+++ EXTRACTED RECORDS
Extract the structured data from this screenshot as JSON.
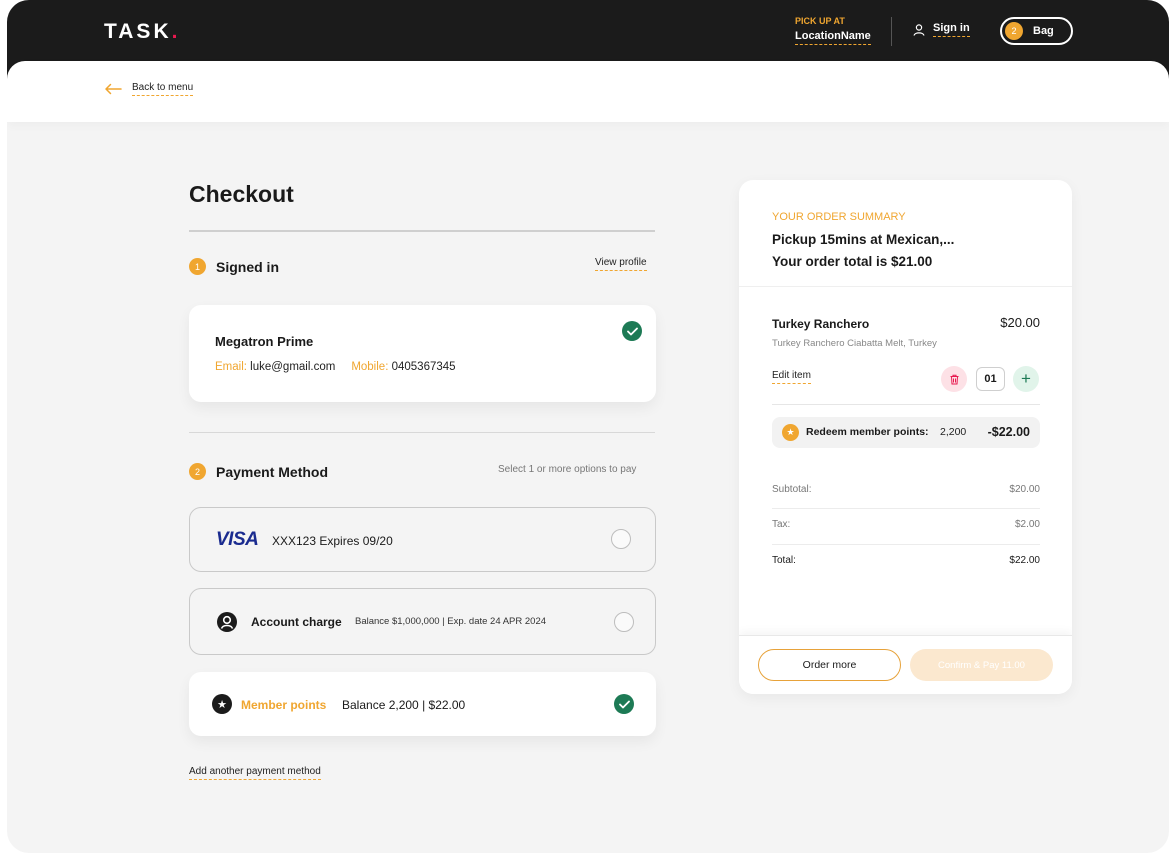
{
  "brand": {
    "logo": "TASK",
    "logo_dot": "."
  },
  "header": {
    "pickup_label": "PICK UP AT",
    "location_name": "LocationName",
    "sign_in": "Sign in",
    "bag_count": "2",
    "bag_label": "Bag"
  },
  "nav": {
    "back_label": "Back to menu"
  },
  "checkout": {
    "title": "Checkout",
    "step1": {
      "number": "1",
      "title": "Signed in",
      "view_profile": "View profile",
      "user_name": "Megatron Prime",
      "email_label": "Email:",
      "email": "luke@gmail.com",
      "mobile_label": "Mobile:",
      "mobile": "0405367345"
    },
    "step2": {
      "number": "2",
      "title": "Payment Method",
      "hint": "Select 1 or more options to pay",
      "options": [
        {
          "brand": "VISA",
          "text": "XXX123  Expires 09/20",
          "selected": false
        },
        {
          "title": "Account charge",
          "detail": "Balance $1,000,000 | Exp. date 24 APR 2024",
          "selected": false
        },
        {
          "title": "Member points",
          "detail": "Balance 2,200 | $22.00",
          "selected": true
        }
      ],
      "add_payment": "Add another payment method"
    }
  },
  "summary": {
    "label": "YOUR ORDER SUMMARY",
    "line1": "Pickup 15mins at Mexican,...",
    "line2": "Your order total is $21.00",
    "item": {
      "name": "Turkey Ranchero",
      "price": "$20.00",
      "description": "Turkey Ranchero Ciabatta Melt, Turkey",
      "edit": "Edit item",
      "quantity": "01"
    },
    "redeem": {
      "label": "Redeem member points:",
      "points": "2,200",
      "amount": "-$22.00"
    },
    "totals": [
      {
        "label": "Subtotal:",
        "value": "$20.00"
      },
      {
        "label": "Tax:",
        "value": "$2.00"
      },
      {
        "label": "Total:",
        "value": "$22.00"
      }
    ],
    "order_more": "Order more",
    "confirm": "Confirm & Pay 11.00"
  },
  "colors": {
    "accent": "#f0a630",
    "dark": "#1b1b1b",
    "success": "#1d7a55",
    "visa_blue": "#1a2b8f",
    "brand_dot": "#e8194f"
  },
  "icons": [
    "arrow-left-icon",
    "user-icon",
    "check-icon",
    "account-icon",
    "star-icon",
    "trash-icon",
    "plus-icon"
  ]
}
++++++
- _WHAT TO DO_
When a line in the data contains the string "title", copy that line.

- _TASK SOLUTION_
    "title": "Checkout",
      "title": "Signed in",
      "title": "Payment Method",
          "title": "Account charge",
          "title": "Member points",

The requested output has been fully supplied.